The Dallas, Texas company runs private-label credit cards, loyalty programs, customer analytics, customer-loyalty consulting, email marketing (not the spam sort) -- you name it. If you're a customer (and who of us isn't), ADS wants to help the places where you shop keep you coming in the door.
The chart is of the Cape Canaveral variety -- it looks like the trail left by a rocket launching from the Kennedy Space Center.
ADS hit its recession low of $22.76 in March 2009, and then took off, running through two periods of turbulence on its way to today's higher high of $117.39. The most recent leg up began Nov. 28, 2011 at $94.60.
ADS had the most bullish chart of 23 stocks added today to the Zacks top-buy list. (See my essay "10,000 Charts" for details of my screening methods.)
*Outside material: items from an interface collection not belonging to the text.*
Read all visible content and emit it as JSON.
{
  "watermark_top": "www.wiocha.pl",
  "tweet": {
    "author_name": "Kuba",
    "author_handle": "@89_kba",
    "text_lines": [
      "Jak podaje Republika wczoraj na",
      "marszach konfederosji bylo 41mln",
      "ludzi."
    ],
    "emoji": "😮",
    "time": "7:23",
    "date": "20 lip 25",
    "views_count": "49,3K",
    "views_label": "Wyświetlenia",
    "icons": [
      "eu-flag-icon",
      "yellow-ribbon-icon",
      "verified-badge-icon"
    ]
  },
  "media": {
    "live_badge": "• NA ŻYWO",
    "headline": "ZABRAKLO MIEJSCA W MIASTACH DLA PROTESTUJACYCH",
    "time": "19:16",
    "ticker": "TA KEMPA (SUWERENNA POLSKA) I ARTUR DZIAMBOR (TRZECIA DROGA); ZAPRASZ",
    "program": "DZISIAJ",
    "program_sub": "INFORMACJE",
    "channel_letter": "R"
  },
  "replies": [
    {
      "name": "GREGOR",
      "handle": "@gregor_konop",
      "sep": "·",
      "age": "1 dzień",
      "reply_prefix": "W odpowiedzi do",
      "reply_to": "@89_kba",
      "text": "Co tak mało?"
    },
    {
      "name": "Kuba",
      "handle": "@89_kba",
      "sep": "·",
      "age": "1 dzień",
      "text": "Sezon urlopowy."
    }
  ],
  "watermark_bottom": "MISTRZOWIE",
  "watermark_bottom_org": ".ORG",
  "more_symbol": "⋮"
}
The financials are -- well, a little strange. Return on equity is 317% (that's right, three figures), and the debt equity ratio is 30.93.
Institutional ownership is listed at 124%. Yet the price is low. It takes only $1.83 in stock to buy $1 in shares.
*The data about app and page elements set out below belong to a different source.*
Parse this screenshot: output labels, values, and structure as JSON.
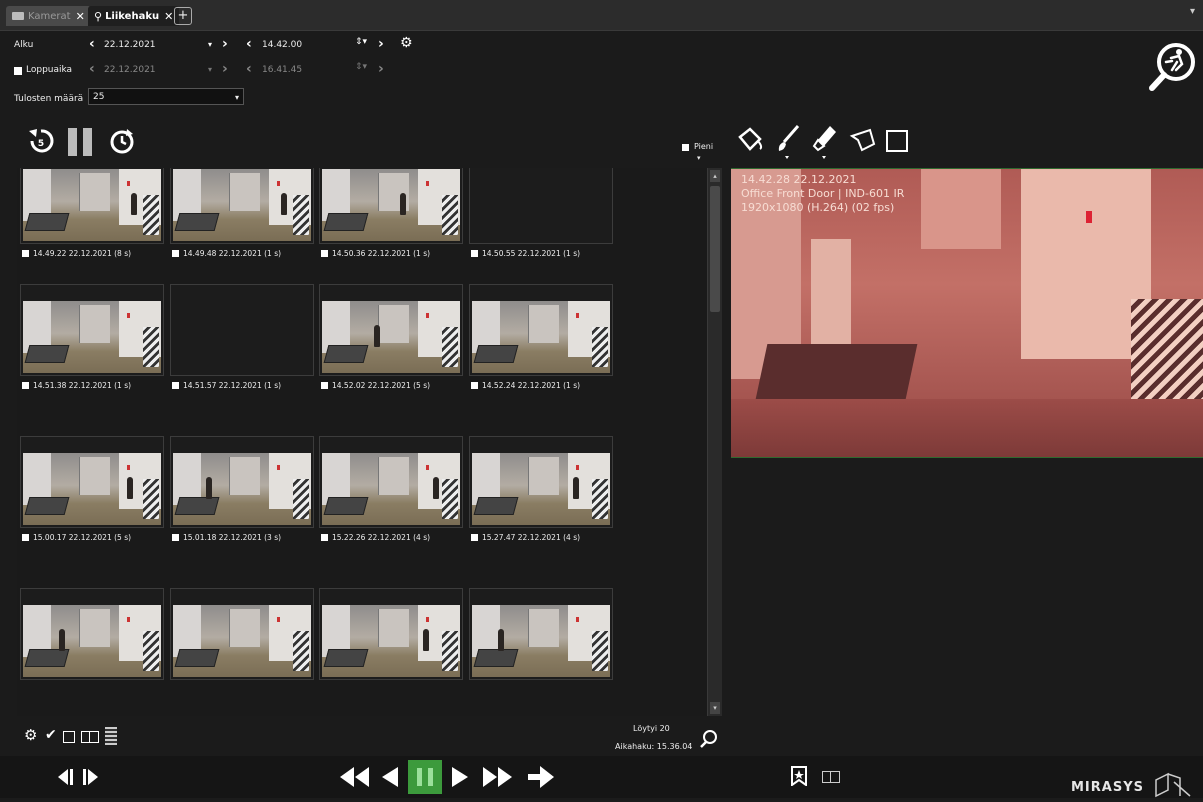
{
  "tabs": [
    {
      "label": "Kamerat",
      "icon": "camera-icon",
      "active": false
    },
    {
      "label": "Liikehaku",
      "icon": "motion-search-icon",
      "active": true
    }
  ],
  "filters": {
    "start_label": "Alku",
    "start_date": "22.12.2021",
    "start_time": "14.42.00",
    "end_label": "Loppuaika",
    "end_date": "22.12.2021",
    "end_time": "16.41.45",
    "result_count_label": "Tulosten määrä",
    "result_count_value": "25"
  },
  "view_toggle_label": "Pieni",
  "results": [
    {
      "caption": "14.49.22  22.12.2021 (8 s)",
      "has_image": true,
      "person": 0.83
    },
    {
      "caption": "14.49.48  22.12.2021 (1 s)",
      "has_image": true,
      "person": 0.83
    },
    {
      "caption": "14.50.36  22.12.2021 (1 s)",
      "has_image": true,
      "person": 0.6
    },
    {
      "caption": "14.50.55  22.12.2021 (1 s)",
      "has_image": false,
      "person": null
    },
    {
      "caption": "14.51.38  22.12.2021 (1 s)",
      "has_image": true,
      "person": null
    },
    {
      "caption": "14.51.57  22.12.2021 (1 s)",
      "has_image": false,
      "person": null
    },
    {
      "caption": "14.52.02  22.12.2021 (5 s)",
      "has_image": true,
      "person": 0.4
    },
    {
      "caption": "14.52.24  22.12.2021 (1 s)",
      "has_image": true,
      "person": null
    },
    {
      "caption": "15.00.17  22.12.2021 (5 s)",
      "has_image": true,
      "person": 0.8
    },
    {
      "caption": "15.01.18  22.12.2021 (3 s)",
      "has_image": true,
      "person": 0.25
    },
    {
      "caption": "15.22.26  22.12.2021 (4 s)",
      "has_image": true,
      "person": 0.85
    },
    {
      "caption": "15.27.47  22.12.2021 (4 s)",
      "has_image": true,
      "person": 0.78
    },
    {
      "caption": "",
      "has_image": true,
      "person": 0.28
    },
    {
      "caption": "",
      "has_image": true,
      "person": null
    },
    {
      "caption": "",
      "has_image": true,
      "person": 0.78
    },
    {
      "caption": "",
      "has_image": true,
      "person": 0.2
    }
  ],
  "preview": {
    "timestamp": "14.42.28  22.12.2021",
    "camera": "Office Front Door | IND-601 IR",
    "resolution": "1920x1080 (H.264) (02 fps)"
  },
  "status": {
    "found": "Löytyi 20",
    "search_time": "Aikahaku: 15.36.04"
  },
  "brand": "MIRASYS",
  "colors": {
    "accent_green": "#3c9a3c",
    "background": "#1b1b1b"
  }
}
To put it bluntly, the financial ratios are absurd.
ADS has a good selection of options, with 15 puts and 15 calls for March expiration, many of them with three-figure open interest and a couple with four figures. The bid/ask spread is quite reasonable. And the stock is liquid, with average volume of 796,000 shares.
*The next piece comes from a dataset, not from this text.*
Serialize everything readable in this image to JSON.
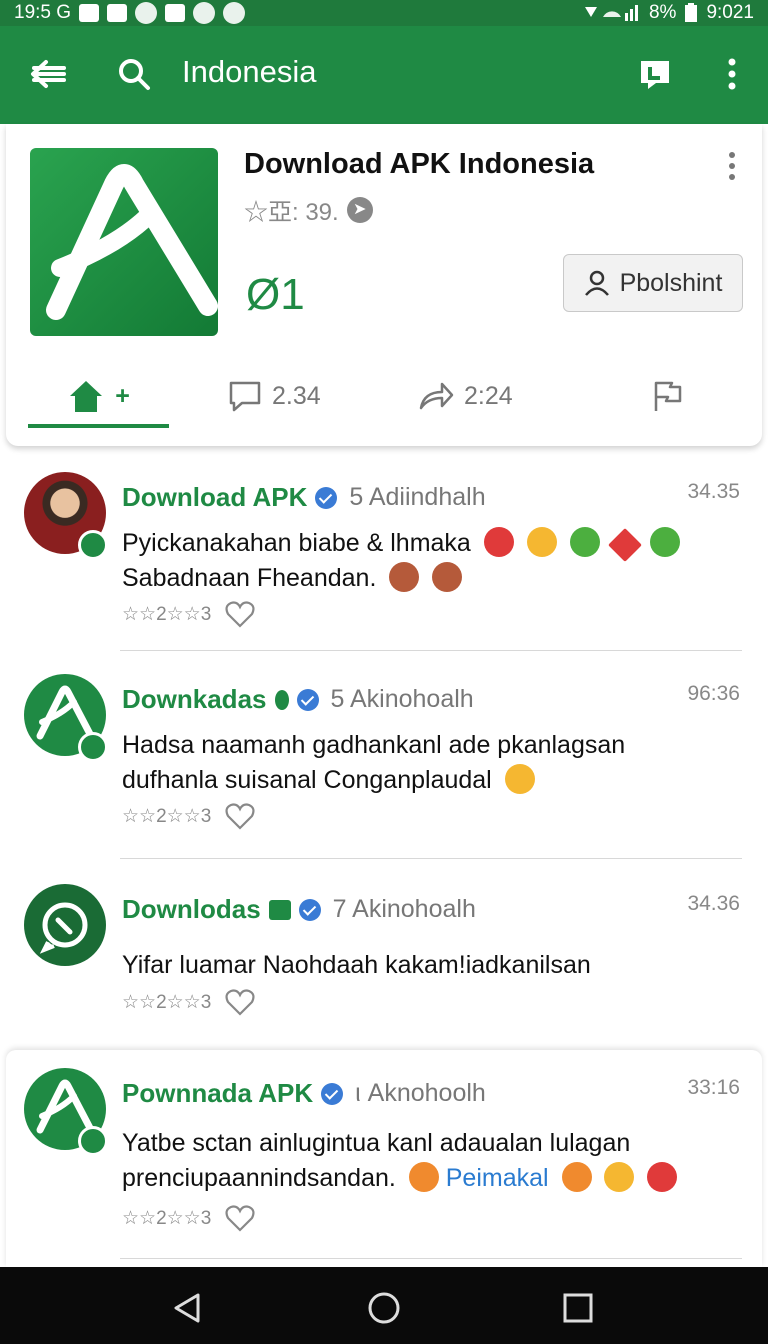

Implied volatility is way low, at 24%, just six points above that of the S&P 500. If I were playing ADS, I would buy calls.
Next earnings is scheduled for April 23.
Decision for my account: I've bought calls on ADS, despite the financial ratios. I'm a short- to mid-term trader, so the financials generally don't have time to matter on my positions. However, given the absurdity of the ratios, I'll be accompanying my position with a tight stop/loss.
Tim Bovee, Private Trader tracks the analysis and trades of a private trader for his own accounts. Nothing in this blog constitutes a recommendation to buy or sell stocks, options or any other financial instrument. The only purpose of this blog is to provide education and entertainment.
No trader is ever 100 percent successful in his or her trades. Trading in the stock and option markets is risky and uncertain. Each trader must make trading decision decisions for his or her own account, and take responsibility for the consequences.